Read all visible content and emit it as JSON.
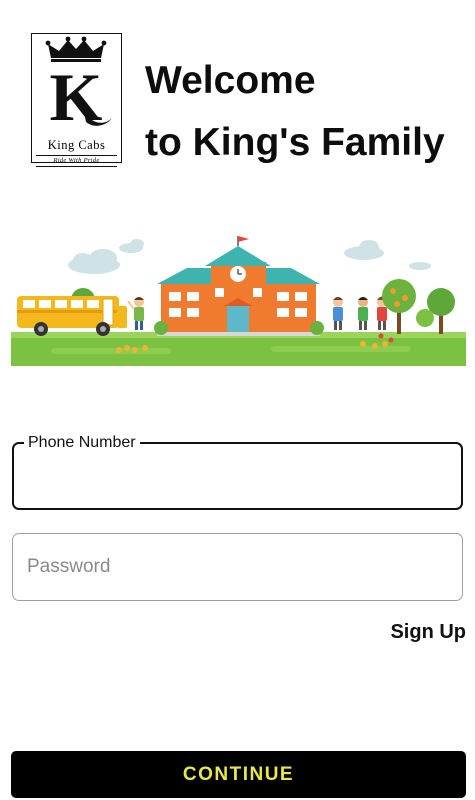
{
  "logo": {
    "letter": "K",
    "brand": "King Cabs",
    "tagline": "Ride With Pride",
    "icon": "crown-icon"
  },
  "header": {
    "line1": "Welcome",
    "line2": "to King's Family"
  },
  "illustration": {
    "name": "school-scene-illustration"
  },
  "form": {
    "phone": {
      "label": "Phone Number",
      "value": ""
    },
    "password": {
      "placeholder": "Password",
      "value": ""
    }
  },
  "signup_label": "Sign Up",
  "continue_label": "CONTINUE",
  "colors": {
    "button_bg": "#000000",
    "button_text": "#e8e84a",
    "ground": "#7bc142"
  }
}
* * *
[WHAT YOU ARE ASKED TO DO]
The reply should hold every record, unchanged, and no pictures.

[OUTPUT FOR THIS TASK]
Read all visible content and emit it as JSON.
{
  "logo": {
    "letter": "K",
    "brand": "King Cabs",
    "tagline": "Ride With Pride",
    "icon": "crown-icon"
  },
  "header": {
    "line1": "Welcome",
    "line2": "to King's Family"
  },
  "illustration": {
    "name": "school-scene-illustration"
  },
  "form": {
    "phone": {
      "label": "Phone Number",
      "value": ""
    },
    "password": {
      "placeholder": "Password",
      "value": ""
    }
  },
  "signup_label": "Sign Up",
  "continue_label": "CONTINUE",
  "colors": {
    "button_bg": "#000000",
    "button_text": "#e8e84a",
    "ground": "#7bc142"
  }
}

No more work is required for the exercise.